Pilot program takes aim at student food insecurity
By Nancy Doolittle
Studies have shown food insecurity is a challenge for many college students nationwide. Even with financial aid, students can incur unexpected expenses or income shortfalls and find themselves looking for ways to assuage their hunger while trying to focus on their academic demands.
Cornell takes a multipronged approach to addressing this serious concern, and on Feb. 4, a pilot program will allow students who have bonus meals on their meal plans to donate them for students in need.
“For many years, Cornell addressed food insecurity on a person-by-person basis,” said Ryan Lombardi, vice president for student and campus life. “Now we are tackling the issue systematically through a multifaceted approach, not only meeting immediate needs, but also more fully understanding the challenges students face in meeting their nutritional needs.”
Shakima Clency, associate dean of students for student empowerment and director of first-generation and low-income student support, has been in dialogue both with students in need and with student groups interested in addressing these challenges. She has been charged with assessing the scope of food insecurity on campus and coordinating resources on behalf of students. Those resources include providing longer-term meal plan assistance; exploring avenues to improve on-campus access to nutritious meals and groceries; and increasing student awareness about healthy cooking and eating.

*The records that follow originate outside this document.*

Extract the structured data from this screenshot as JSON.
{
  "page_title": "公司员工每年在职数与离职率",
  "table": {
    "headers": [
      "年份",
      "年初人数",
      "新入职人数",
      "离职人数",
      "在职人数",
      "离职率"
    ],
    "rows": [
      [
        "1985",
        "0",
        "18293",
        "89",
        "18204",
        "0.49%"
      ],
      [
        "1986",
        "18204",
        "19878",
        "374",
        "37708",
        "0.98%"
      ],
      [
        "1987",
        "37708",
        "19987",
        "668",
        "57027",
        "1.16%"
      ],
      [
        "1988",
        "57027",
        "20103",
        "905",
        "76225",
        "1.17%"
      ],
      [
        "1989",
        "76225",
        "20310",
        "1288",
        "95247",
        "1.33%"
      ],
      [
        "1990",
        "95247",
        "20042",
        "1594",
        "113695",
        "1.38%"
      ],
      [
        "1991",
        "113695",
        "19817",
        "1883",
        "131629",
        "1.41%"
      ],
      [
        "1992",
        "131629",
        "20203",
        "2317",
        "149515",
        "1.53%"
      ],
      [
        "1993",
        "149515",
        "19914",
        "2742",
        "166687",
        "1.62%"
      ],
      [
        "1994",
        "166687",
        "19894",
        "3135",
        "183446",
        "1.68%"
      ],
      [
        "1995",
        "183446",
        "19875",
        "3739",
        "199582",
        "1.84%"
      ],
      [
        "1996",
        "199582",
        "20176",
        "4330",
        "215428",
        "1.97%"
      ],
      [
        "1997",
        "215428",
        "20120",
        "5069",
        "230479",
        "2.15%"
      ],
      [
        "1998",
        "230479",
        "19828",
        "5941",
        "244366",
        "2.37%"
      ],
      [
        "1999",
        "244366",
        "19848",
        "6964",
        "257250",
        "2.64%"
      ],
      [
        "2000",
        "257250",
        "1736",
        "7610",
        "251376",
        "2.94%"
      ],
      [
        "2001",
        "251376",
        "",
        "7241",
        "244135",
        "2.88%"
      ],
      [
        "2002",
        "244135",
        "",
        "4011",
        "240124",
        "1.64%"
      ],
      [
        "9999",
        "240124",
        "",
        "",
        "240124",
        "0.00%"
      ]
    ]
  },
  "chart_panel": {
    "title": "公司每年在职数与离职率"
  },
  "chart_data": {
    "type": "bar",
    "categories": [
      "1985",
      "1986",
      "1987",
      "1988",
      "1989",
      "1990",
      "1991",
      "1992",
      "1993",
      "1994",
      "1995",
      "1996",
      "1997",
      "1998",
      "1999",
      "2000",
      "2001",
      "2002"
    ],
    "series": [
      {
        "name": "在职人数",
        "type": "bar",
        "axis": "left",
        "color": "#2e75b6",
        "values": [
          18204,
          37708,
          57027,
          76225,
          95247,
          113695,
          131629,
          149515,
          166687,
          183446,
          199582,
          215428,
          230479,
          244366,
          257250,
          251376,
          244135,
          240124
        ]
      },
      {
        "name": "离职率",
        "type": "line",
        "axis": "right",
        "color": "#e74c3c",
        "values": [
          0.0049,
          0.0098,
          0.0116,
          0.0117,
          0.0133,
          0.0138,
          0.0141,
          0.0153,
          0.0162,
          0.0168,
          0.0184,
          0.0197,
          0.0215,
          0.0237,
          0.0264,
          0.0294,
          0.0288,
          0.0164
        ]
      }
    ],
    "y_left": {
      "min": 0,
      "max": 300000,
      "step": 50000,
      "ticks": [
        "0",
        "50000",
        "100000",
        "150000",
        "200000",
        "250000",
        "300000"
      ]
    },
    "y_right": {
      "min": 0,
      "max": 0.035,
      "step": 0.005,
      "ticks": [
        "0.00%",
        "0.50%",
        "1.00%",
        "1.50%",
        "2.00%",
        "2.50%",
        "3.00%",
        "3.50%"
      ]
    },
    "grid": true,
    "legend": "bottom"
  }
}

Last fall, Cornell Dining partnered with Clency to identify a number of “ambassadors” across campus who can give students passes for a free meal in any of the 10 all-you-care-to-eat dining halls, no questions asked. Ambassadors then will contact Clency, who will work with those students to gain a better understanding of their needs over the longer term.
“We want to eliminate any hurdles to providing those students a healthy meal right away as well as an ongoing source of complete meals,” said Pat Wynn, assistant vice president for student and campus life.

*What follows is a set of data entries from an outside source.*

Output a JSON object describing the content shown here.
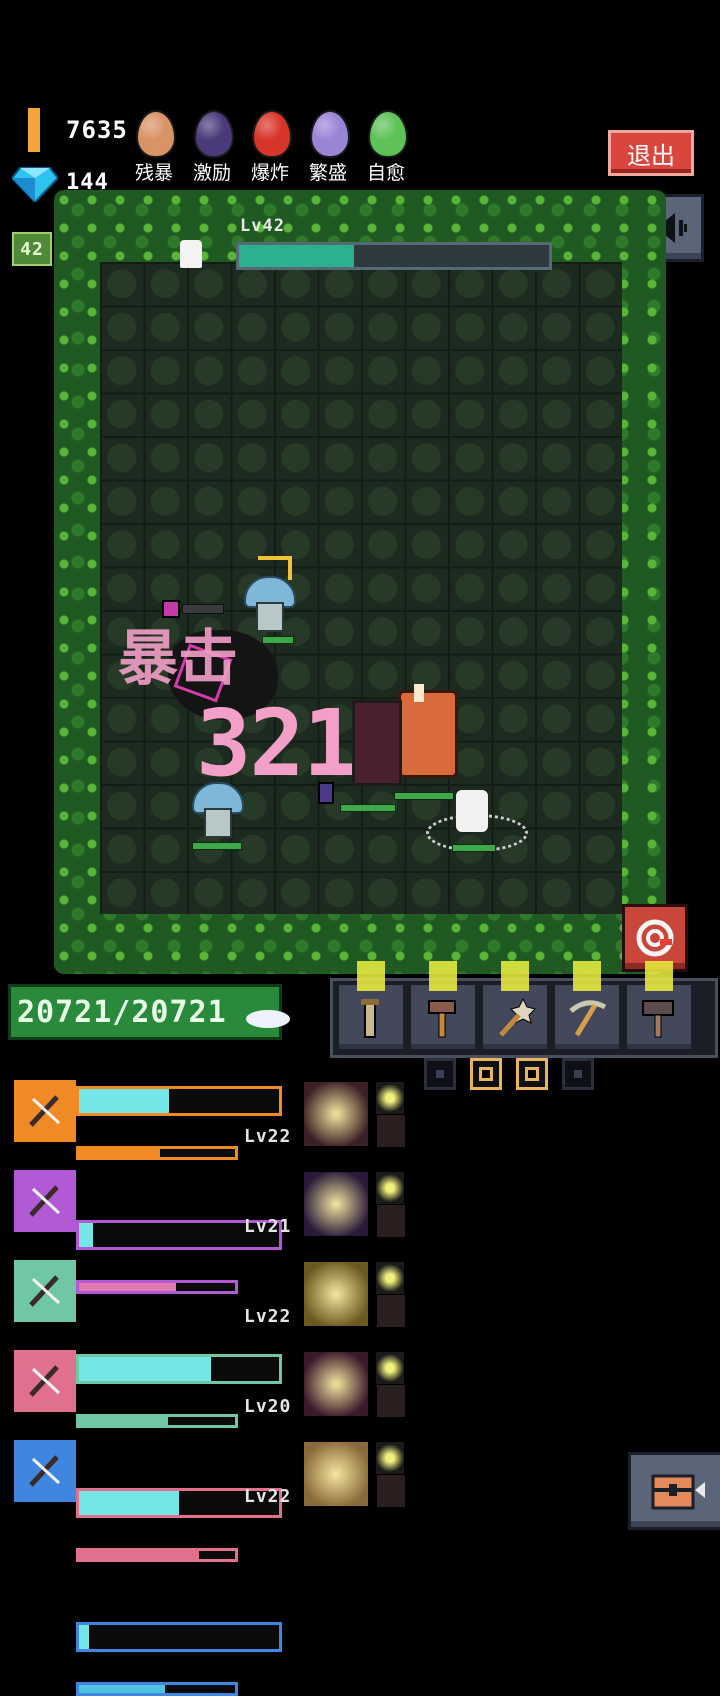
{
  "hud": {
    "gold": "7635",
    "gems": "144",
    "level": "42",
    "buffs": [
      {
        "label": "残暴",
        "color": "#d89366",
        "icon": "brown-egg-icon"
      },
      {
        "label": "激励",
        "color": "#4a3a7a",
        "icon": "dark-purple-egg-icon"
      },
      {
        "label": "爆炸",
        "color": "#d8352a",
        "icon": "red-egg-icon"
      },
      {
        "label": "繁盛",
        "color": "#9a84d6",
        "icon": "lavender-egg-icon"
      },
      {
        "label": "自愈",
        "color": "#5ec256",
        "icon": "green-egg-icon"
      }
    ],
    "exit_label": "退出"
  },
  "wave": {
    "label": "Lv42",
    "progress": 0.37
  },
  "battle": {
    "crit_text": "暴击",
    "damage_text": "3210"
  },
  "player": {
    "hp_text": "20721/20721"
  },
  "weapons": [
    {
      "icon": "scroll-icon"
    },
    {
      "icon": "hammer-icon"
    },
    {
      "icon": "star-wand-icon"
    },
    {
      "icon": "pickaxe-icon"
    },
    {
      "icon": "mallet-icon"
    }
  ],
  "pages": [
    false,
    true,
    true,
    false
  ],
  "heroes": [
    {
      "name": "hero-1",
      "lv": "Lv22",
      "frame": "#f08a26",
      "energy": 0.45,
      "sub": 0.52,
      "subcolor": "#f08a26"
    },
    {
      "name": "hero-2",
      "lv": "Lv21",
      "frame": "#b25ad6",
      "energy": 0.07,
      "sub": 0.62,
      "subcolor": "#e07ab0"
    },
    {
      "name": "hero-3",
      "lv": "Lv22",
      "frame": "#6fc7a6",
      "energy": 0.66,
      "sub": 0.57,
      "subcolor": "#6fc7a6"
    },
    {
      "name": "hero-4",
      "lv": "Lv20",
      "frame": "#e0708e",
      "energy": 0.5,
      "sub": 0.77,
      "subcolor": "#e0708e"
    },
    {
      "name": "hero-5",
      "lv": "Lv22",
      "frame": "#3f86e0",
      "energy": 0.05,
      "sub": 0.55,
      "subcolor": "#4fc4e0"
    }
  ]
}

The pilot program will make it easier to provide those ongoing meals. Students who have bonus meals on their meal plans will be able to donate one bonus meal to a central “bank” that can be accessed by students experiencing food insecurity. Clency will manage the bonus meals donated and allocate them to students in need.
Clency said the pilot program is based on conversations that began last October with Dining Services about the nationwide Swipe Out Hunger program. Events to increase awareness of the program will be held during the first two weeks in February at lunchtime in Willard Straight Hall and Trillium, and during dinner hours at several all-you-care-to-eat dining facilities, including West Campus.
Clency said food insecurity is often interrelated with, or the cause of, other student concerns.
“Food insecurity often is linked to issues such as homelessness, an unstable living environment, transportation logistics, or health or financial concerns,” she said. “Food insecurity also can cause other issues, such as sleeping in class, being unable to concentrate or struggling to complete assignments. It is important that we address these larger concerns.”
In addition to providing food assistance, Clency will refer students to the appropriate Cornell resource to address these concerns, including the financial aid office; Cornell Health; Cornell Dining’s director of nutrition management, Michele Lefebvre; academic support; or the Access Fund, which Clency manages.
“The Access Fund was created through the generous gift of a Cornell alumnus to address students’ financial needs, such as covering emergency or transportation expenses, or educational expenses not covered through financial aid or other university resources. These unforeseen expenses, if not met through other avenues, can impact food security,” Clency said. “Since the fund was created, we have received additional gifts to the fund from both parents and alumni. We continue to welcome gifts to this fund, and to strive to identify and eliminate barriers to ensure that all students have rich academic and personal experiences during their time at Cornell.”
Progress also has been made to provide access to dining hall meals for those who remain on campus during breaks and on-campus access to fresh produce, groceries and staples for those who have difficulty shopping at off-campus supermarkets. Last year, Cornell Dining logged more than 43,000 dining hall meal swipes during the academic calendar breaks (fall and spring breaks, Thanksgiving and the break in February) at no additional cost to the student. During the school year, the student-run Healthcare Students Association, led by graduate student Gloria Coicou, offered a mobile pop-up food pantry. For the past three semesters, students have run Anabel’s Grocery on a volunteer basis, providing fresh, nutritious food and offering cooking classes for their peers.
Anabel’s Grocery is pausing its operation for the spring 2019 semester, while its leaders assess the store’s operations through an undergraduate social entrepreneurship course, AEM 3385, taught by Anke Wessels, executive director of the Center for Transformative Action.
In the meantime, Anabel’s Grocery will continue to offer cooking classes. This semester, it also is partnering with the Healthcare Students Association to operate the mobile food pantry out of the grocery store space temporarily.
“By working with students and better understanding the scope of food insecurity on campus,” Lombardi said, “we can develop a long-term, sustainable approach to meeting students’ needs for healthy and affordable meals and food, allowing them to focus on the education they came here to pursue.”